An Integrated Approach for Nitrogen Management In Upland Cotton Across The U.S. Cotton Belt

Crops: Cotton
4R Practices: Source Rate Time Place

An Integrated Approach for Nitrogen Management In Upland Cotton Across The U.S. Cotton Belt

Lead Researcher:

Dr. William Frame

Associate Professor

Virginia Tech

Start Date: 2019

End Date: 2023

Collaborating scientists and universities

  • Dr. Katie Lewis, Texas A&M University
  • Dr. Tyson Raper, University of Tennessee
  • Dr. Glendon Harris, University of Georgia
  • Dr. Ryan Stewart, Virginia Tech University

Matching Funds

  • Koch Agronomic Services, LLC
  • Virginia Cotton Board

Project Summary

Nitrogen (N) is second only to water as a yield-limiting factor in non-legume cropping systems such as corn (Zea mays L.) and cotton (Gossypium hirsutum). Countless research endeavors have sought to unravel the dominant loss mechanisms/pathways in these two crops; however, the end result is that N use efficiency (NUE) remains ~33% worldwide and 40-60% in the U.S. As a result, roughly half to two-thirds of the applied N in non-legume cropping systems can move off-target and into the surrounding environment.

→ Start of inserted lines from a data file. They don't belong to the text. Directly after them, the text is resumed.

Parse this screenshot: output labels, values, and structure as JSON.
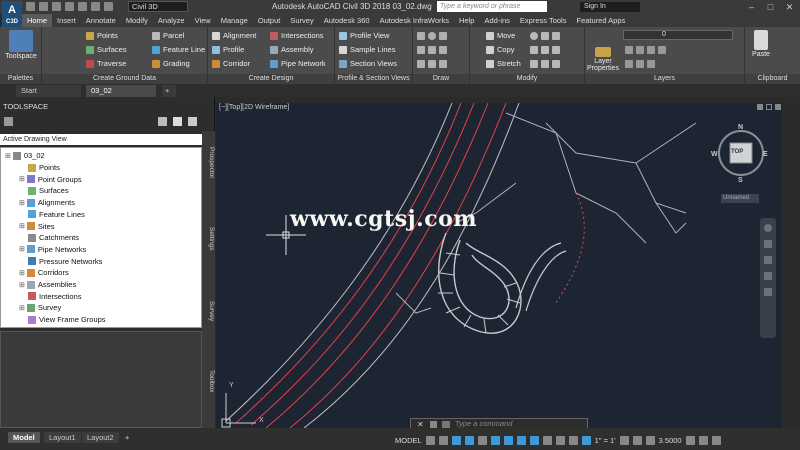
{
  "app": {
    "title": "Autodesk AutoCAD Civil 3D 2018    03_02.dwg",
    "logo_letter": "A",
    "logo_sub": "C3D",
    "workspace": "Civil 3D",
    "search_placeholder": "Type a keyword or phrase",
    "sign_in": "Sign In"
  },
  "ribbon_tabs": [
    "Home",
    "Insert",
    "Annotate",
    "Modify",
    "Analyze",
    "View",
    "Manage",
    "Output",
    "Survey",
    "Autodesk 360",
    "Autodesk InfraWorks",
    "Help",
    "Add-ins",
    "Express Tools",
    "Featured Apps"
  ],
  "ribbon": {
    "toolspace": "Toolspace",
    "palettes": "Palettes",
    "ground": {
      "title": "Create Ground Data",
      "points": "Points",
      "surfaces": "Surfaces",
      "traverse": "Traverse",
      "parcel": "Parcel",
      "feature_line": "Feature Line",
      "grading": "Grading"
    },
    "design": {
      "title": "Create Design",
      "alignment": "Alignment",
      "profile": "Profile",
      "corridor": "Corridor",
      "intersections": "Intersections",
      "assembly": "Assembly",
      "pipe_network": "Pipe Network"
    },
    "views": {
      "title": "Profile & Section Views",
      "profile_view": "Profile View",
      "sample_lines": "Sample Lines",
      "section_views": "Section Views"
    },
    "draw": {
      "title": "Draw"
    },
    "modify": {
      "title": "Modify",
      "move": "Move",
      "copy": "Copy",
      "stretch": "Stretch"
    },
    "layers": {
      "title": "Layers",
      "layer_properties": "Layer Properties",
      "layer_value": "0"
    },
    "clipboard": {
      "title": "Clipboard",
      "paste": "Paste"
    }
  },
  "doc_tabs": [
    "Start",
    "03_02"
  ],
  "toolspace": {
    "header": "TOOLSPACE",
    "view": "Active Drawing View",
    "root": "03_02",
    "items": [
      "Points",
      "Point Groups",
      "Surfaces",
      "Alignments",
      "Feature Lines",
      "Sites",
      "Catchments",
      "Pipe Networks",
      "Pressure Networks",
      "Corridors",
      "Assemblies",
      "Intersections",
      "Survey",
      "View Frame Groups"
    ],
    "side_tabs": [
      "Prospector",
      "Settings",
      "Survey",
      "Toolbox"
    ]
  },
  "viewport": {
    "label": "[−][Top][2D Wireframe]",
    "watermark": "www.cgtsj.com",
    "viewcube_top": "TOP",
    "compass": {
      "n": "N",
      "s": "S",
      "e": "E",
      "w": "W"
    },
    "ucs_name": "Unnamed",
    "ucs_x": "X",
    "ucs_y": "Y",
    "command_placeholder": "Type a command"
  },
  "status": {
    "layout_tabs": [
      "Model",
      "Layout1",
      "Layout2"
    ],
    "model": "MODEL",
    "scale": "1\" = 1'",
    "value": "3.5000"
  },
  "colors": {
    "ribbon": "#4b4b4b",
    "canvas": "#1e2532",
    "accent": "#3e9ad6",
    "road_red": "#e0424a"
  }
}
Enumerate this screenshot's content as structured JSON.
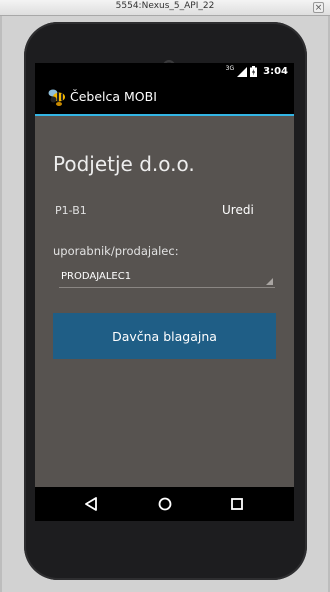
{
  "window": {
    "title": "5554:Nexus_5_API_22",
    "close_glyph": "×"
  },
  "statusbar": {
    "network": "3G",
    "time": "3:04",
    "signal_icon": "signal-icon",
    "battery_icon": "battery-icon"
  },
  "actionbar": {
    "app_title": "Čebelca MOBI",
    "app_icon": "bee-icon",
    "accent_color": "#33b5e5"
  },
  "main": {
    "company_name": "Podjetje d.o.o.",
    "device_code": "P1-B1",
    "edit_label": "Uredi",
    "user_label": "uporabnik/prodajalec:",
    "user_select_value": "PRODAJALEC1",
    "primary_button_label": "Davčna blagajna",
    "primary_button_color": "#1f5e86",
    "background_color": "#575350"
  },
  "navbar": {
    "back_icon": "back-icon",
    "home_icon": "home-icon",
    "recents_icon": "recents-icon"
  }
}
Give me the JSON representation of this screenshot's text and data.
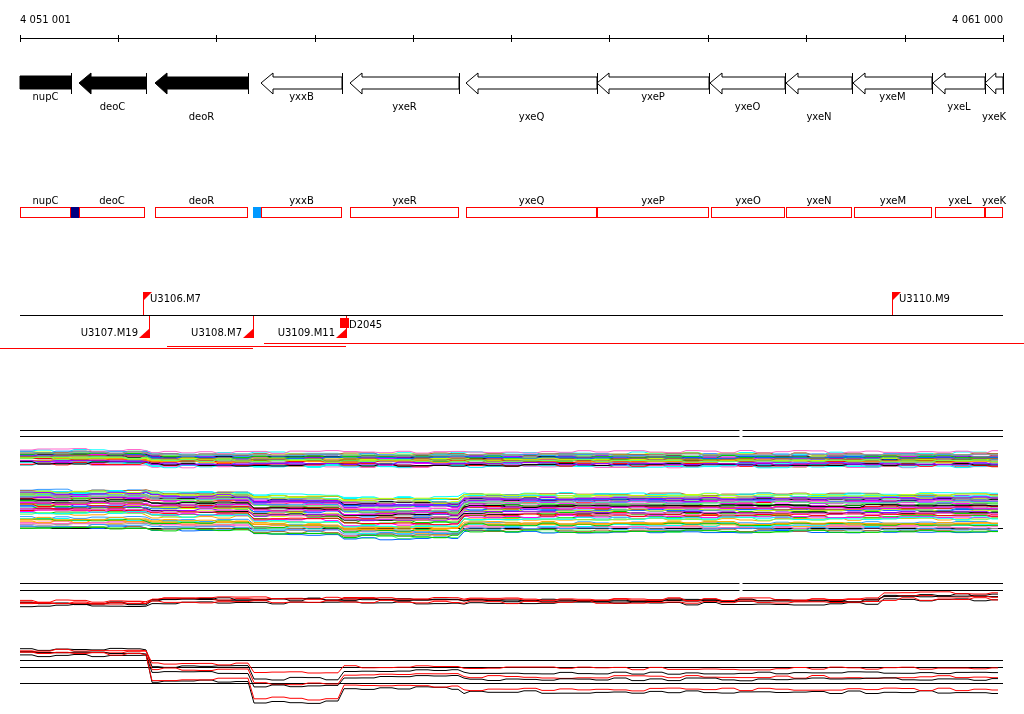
{
  "axis": {
    "start_label": "4 051 001",
    "end_label": "4 061 000"
  },
  "genes": [
    {
      "name": "nupC",
      "filled": true,
      "head": false
    },
    {
      "name": "deoC",
      "filled": true,
      "head": true
    },
    {
      "name": "deoR",
      "filled": true,
      "head": true
    },
    {
      "name": "yxxB",
      "filled": false,
      "head": true
    },
    {
      "name": "yxeR",
      "filled": false,
      "head": true
    },
    {
      "name": "yxeQ",
      "filled": false,
      "head": true
    },
    {
      "name": "yxeP",
      "filled": false,
      "head": true
    },
    {
      "name": "yxeO",
      "filled": false,
      "head": true
    },
    {
      "name": "yxeN",
      "filled": false,
      "head": true
    },
    {
      "name": "yxeM",
      "filled": false,
      "head": true
    },
    {
      "name": "yxeL",
      "filled": false,
      "head": true
    },
    {
      "name": "yxeK",
      "filled": false,
      "head": true
    }
  ],
  "segments": [
    "nupC",
    "deoC",
    "deoR",
    "yxxB",
    "yxeR",
    "yxeQ",
    "yxeP",
    "yxeO",
    "yxeN",
    "yxeM",
    "yxeL",
    "yxeK"
  ],
  "segment_markers": [
    {
      "color": "#000080"
    },
    {
      "color": "#0099ff"
    }
  ],
  "features_above": [
    "U3106.M7",
    "U3110.M9"
  ],
  "features_below": [
    "U3107.M19",
    "U3108.M7",
    "U3109.M11",
    "D2045"
  ]
}
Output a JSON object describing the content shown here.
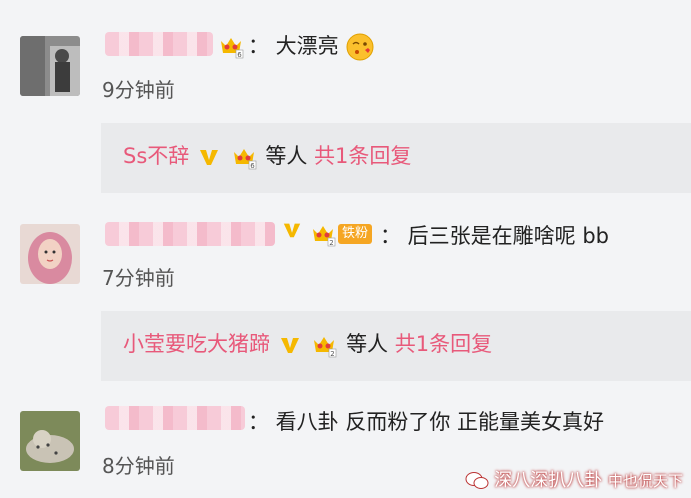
{
  "comments": [
    {
      "text": "： 大漂亮",
      "time": "9分钟前",
      "reply": {
        "name": "Ss不辞",
        "suffix": "等人",
        "count": "共1条回复"
      }
    },
    {
      "text": "： 后三张是在雕啥呢 bb",
      "badge": "铁粉",
      "time": "7分钟前",
      "reply": {
        "name": "小莹要吃大猪蹄",
        "suffix": "等人",
        "count": "共1条回复"
      }
    },
    {
      "text": "： 看八卦 反而粉了你 正能量美女真好",
      "time": "8分钟前"
    }
  ],
  "watermark": {
    "line1": "深八深扒八卦",
    "line2": "中也侃天下"
  },
  "colors": {
    "pink": "#e8597a",
    "background": "#f3f4f6",
    "reply_bg": "#e9eaec",
    "vip_gold": "#f5b800"
  }
}
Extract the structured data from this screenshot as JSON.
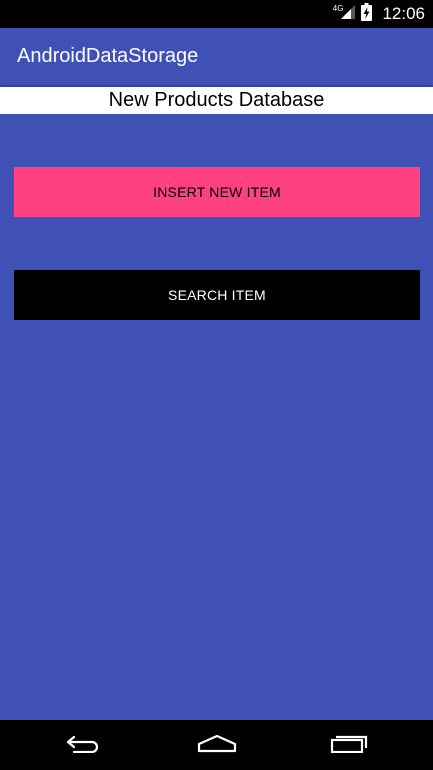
{
  "status_bar": {
    "network_label": "4G",
    "time": "12:06",
    "icons": [
      "signal-icon",
      "battery-charging-icon"
    ]
  },
  "app_bar": {
    "title": "AndroidDataStorage",
    "color": "#3F51B5"
  },
  "header": {
    "title": "New Products Database"
  },
  "buttons": {
    "insert_label": "INSERT NEW ITEM",
    "search_label": "SEARCH ITEM"
  },
  "nav_bar": {
    "icons": [
      "back-icon",
      "home-icon",
      "recents-icon"
    ]
  },
  "colors": {
    "primary": "#3F51B5",
    "accent": "#FF4081",
    "search_button": "#000000"
  }
}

To reduce these gaps in NUE, integrated research is needed to understand how N moves, transforms, and is utilized in non-legume cropping systems. This need is particularly urgent in cotton production systems, which represent 5.67 million hectares in the U.S. and required 373,409 metric tons of applied N in 2017.

Previous studies in cotton have focused on N application rates, timing, source, and placement (the 4R’s of nutrient management) in the Mid-South, Southeast, and Texas (High plains/Coastal Bend) regions of the U.S. In contrast, few studies have evaluated 4R’s of N management across the humid portions of the cotton belt, even though these areas represent 89.5% of production. At the same time, new/improved technologies and management strategies such as improved cotton varieties, enhanced efficiency fertilizers (EEF’s), and integrated cover crop solutions offer the potential to regulate N transformations in the soil and reduce N losses to surrounding ecosystems. Still, the ability of these techniques to improve NUE in contemporary cotton systems has not been rigorously examined. This project seeks to fill this important knowledge gap by integrating the 4R’s within a comprehensive agroecosystem perspective to improve NUE in cotton cropping systems, while also enhancing soil chemical and physical properties and decreasing off-target N movement via leaching and volatilization.

Project Goals:

  • Quantify the agronomic response of contemporary cotton varieties adapted to major production regions to varying N rates and placement strategies.
  • Determine the impact of EEF’s on N transformations and increasing NUE in cotton production systems.
  • Measure gaseous N losses, other common greenhouse gases from common N fertilizers, and leaching of N applied at varying N application rates and placements with and without enhanced efficiency N fertilizer additives or products.
  • Quantify the effectiveness of current N stabilizers and slow/controlled release N products on N transformations/species in representative soil types from the U.S. Cotton Belt in control laboratory environments.
  • Measure the impact of various cover crops and cropping rotations on N cycling and availability in different regional production systems and evaluate the responsiveness of cotton to applied N at those locations.
  • Develop a comprehensive management guide that informs regional management practices, thus reducing off target movement of N and maximizing the NUE of cotton systems.

Project Results:

  • No preliminary result

Annual Reports